What needs to be done :: Looking at the entries, say how many lines contain the string "dropdown". Offer nothing besides the number.

########

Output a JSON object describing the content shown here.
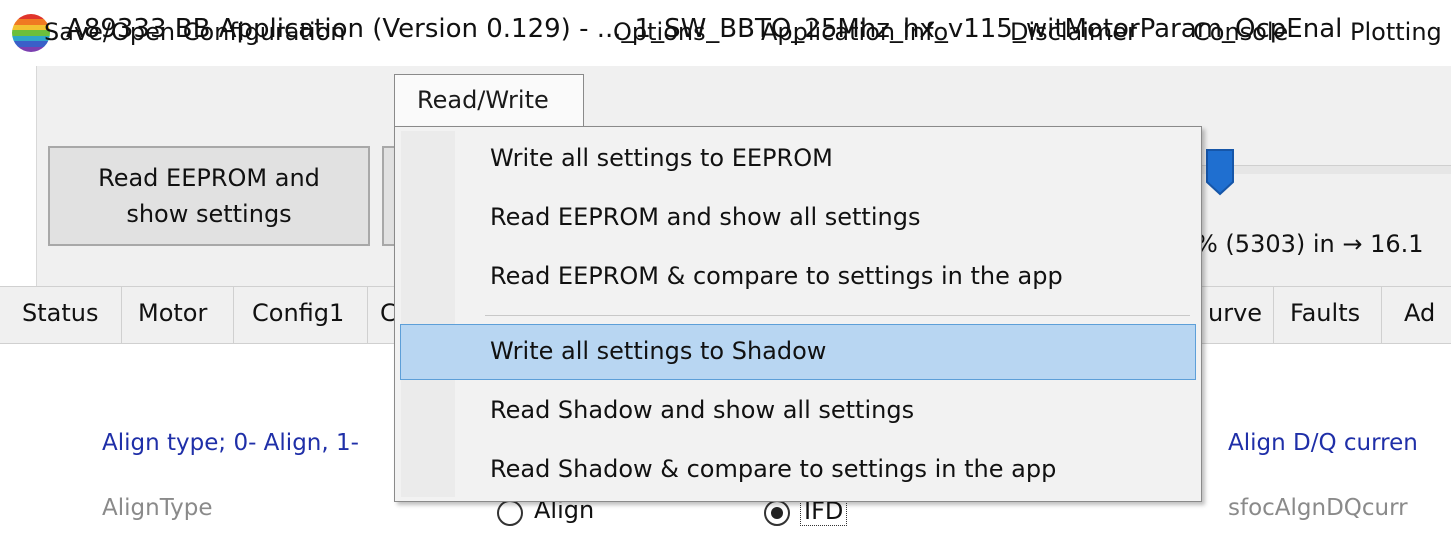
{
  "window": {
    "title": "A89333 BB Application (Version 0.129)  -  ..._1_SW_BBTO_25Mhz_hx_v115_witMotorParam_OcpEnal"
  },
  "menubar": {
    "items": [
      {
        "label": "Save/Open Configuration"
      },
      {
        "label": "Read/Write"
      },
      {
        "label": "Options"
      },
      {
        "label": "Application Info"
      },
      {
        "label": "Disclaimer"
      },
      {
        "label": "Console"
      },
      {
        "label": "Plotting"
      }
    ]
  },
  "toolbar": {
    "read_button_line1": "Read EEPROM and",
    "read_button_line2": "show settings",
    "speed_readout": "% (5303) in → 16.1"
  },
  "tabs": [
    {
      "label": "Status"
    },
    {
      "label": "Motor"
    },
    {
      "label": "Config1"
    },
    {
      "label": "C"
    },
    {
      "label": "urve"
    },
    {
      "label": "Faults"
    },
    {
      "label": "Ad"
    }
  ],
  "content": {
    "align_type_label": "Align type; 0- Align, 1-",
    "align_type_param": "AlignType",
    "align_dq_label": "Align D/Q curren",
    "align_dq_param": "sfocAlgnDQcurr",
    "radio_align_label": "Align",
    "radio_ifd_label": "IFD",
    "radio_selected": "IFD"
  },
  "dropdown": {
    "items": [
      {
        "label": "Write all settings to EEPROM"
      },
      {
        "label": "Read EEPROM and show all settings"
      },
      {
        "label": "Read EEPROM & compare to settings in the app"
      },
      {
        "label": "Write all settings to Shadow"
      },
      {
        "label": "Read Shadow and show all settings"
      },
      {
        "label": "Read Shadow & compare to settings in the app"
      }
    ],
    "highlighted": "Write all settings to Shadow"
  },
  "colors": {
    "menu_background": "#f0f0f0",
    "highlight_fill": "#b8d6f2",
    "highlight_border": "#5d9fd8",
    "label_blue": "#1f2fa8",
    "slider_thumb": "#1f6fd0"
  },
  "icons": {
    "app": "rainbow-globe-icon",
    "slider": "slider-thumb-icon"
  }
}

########

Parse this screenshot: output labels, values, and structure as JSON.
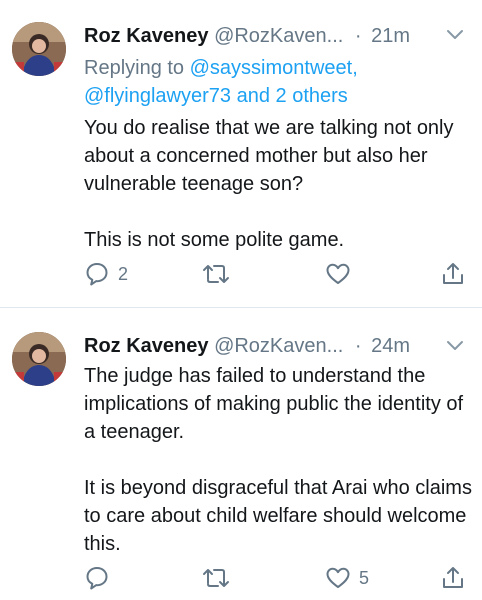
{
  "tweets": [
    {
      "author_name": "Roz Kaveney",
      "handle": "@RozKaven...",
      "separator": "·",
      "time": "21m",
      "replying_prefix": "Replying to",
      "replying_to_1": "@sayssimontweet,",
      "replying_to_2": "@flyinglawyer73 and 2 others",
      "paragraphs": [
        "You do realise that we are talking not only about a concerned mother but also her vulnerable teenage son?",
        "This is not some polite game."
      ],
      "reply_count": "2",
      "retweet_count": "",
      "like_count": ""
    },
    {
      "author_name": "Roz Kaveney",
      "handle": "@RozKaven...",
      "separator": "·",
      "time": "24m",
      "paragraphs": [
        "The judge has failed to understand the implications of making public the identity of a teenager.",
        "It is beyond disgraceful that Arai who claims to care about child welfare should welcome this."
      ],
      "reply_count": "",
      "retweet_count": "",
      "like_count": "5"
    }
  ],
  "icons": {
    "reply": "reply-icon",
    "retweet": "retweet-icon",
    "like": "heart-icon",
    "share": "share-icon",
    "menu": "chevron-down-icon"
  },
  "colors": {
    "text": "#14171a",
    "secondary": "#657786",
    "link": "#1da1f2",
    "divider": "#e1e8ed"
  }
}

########

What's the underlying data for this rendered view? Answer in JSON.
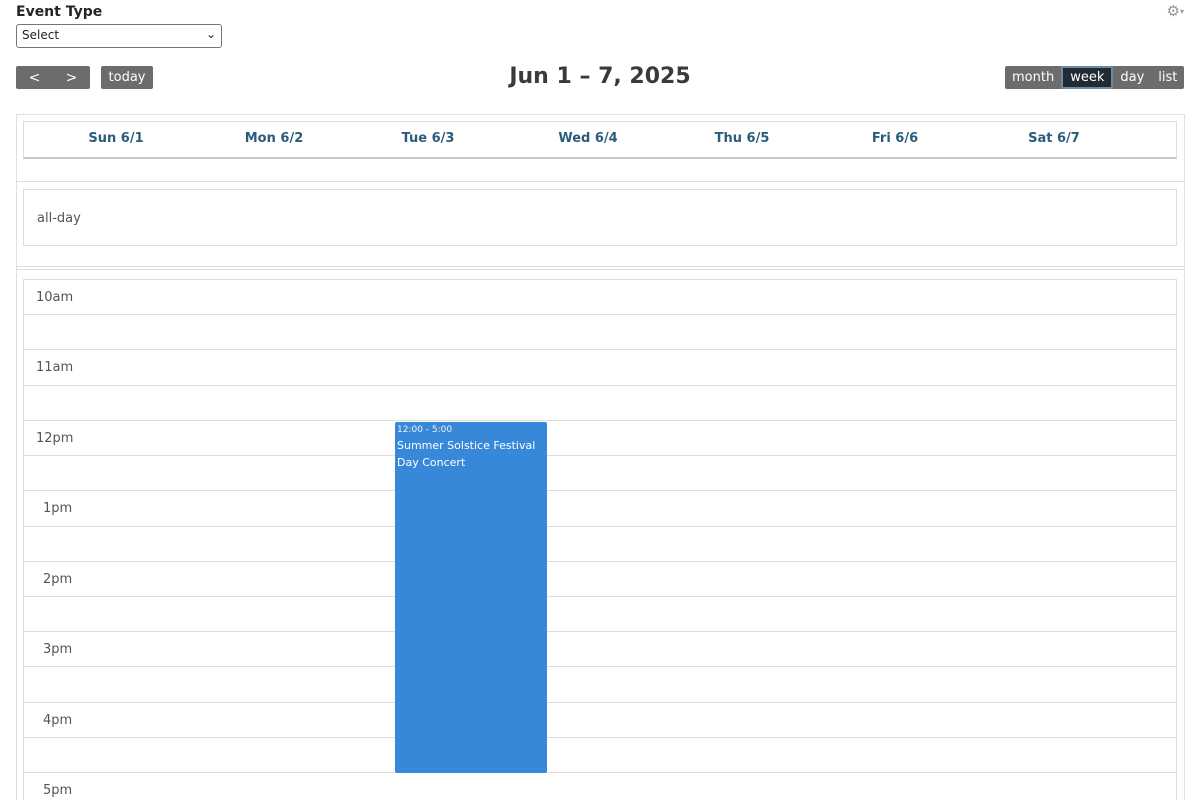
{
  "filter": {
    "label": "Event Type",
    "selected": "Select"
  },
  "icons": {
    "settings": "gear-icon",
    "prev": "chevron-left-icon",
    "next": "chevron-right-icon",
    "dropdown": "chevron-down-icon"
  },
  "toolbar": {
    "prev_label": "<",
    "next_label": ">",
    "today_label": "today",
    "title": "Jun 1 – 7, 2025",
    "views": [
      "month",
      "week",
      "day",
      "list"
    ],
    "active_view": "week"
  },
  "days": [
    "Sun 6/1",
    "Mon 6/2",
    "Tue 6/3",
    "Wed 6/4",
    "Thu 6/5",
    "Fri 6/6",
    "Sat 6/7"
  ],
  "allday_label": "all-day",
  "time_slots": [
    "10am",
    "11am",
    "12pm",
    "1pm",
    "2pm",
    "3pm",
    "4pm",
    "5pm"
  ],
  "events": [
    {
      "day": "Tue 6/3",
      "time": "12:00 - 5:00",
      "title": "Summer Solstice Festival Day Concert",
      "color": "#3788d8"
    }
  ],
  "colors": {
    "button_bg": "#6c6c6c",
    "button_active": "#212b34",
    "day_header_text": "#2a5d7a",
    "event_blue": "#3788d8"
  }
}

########

Response to the task :: 2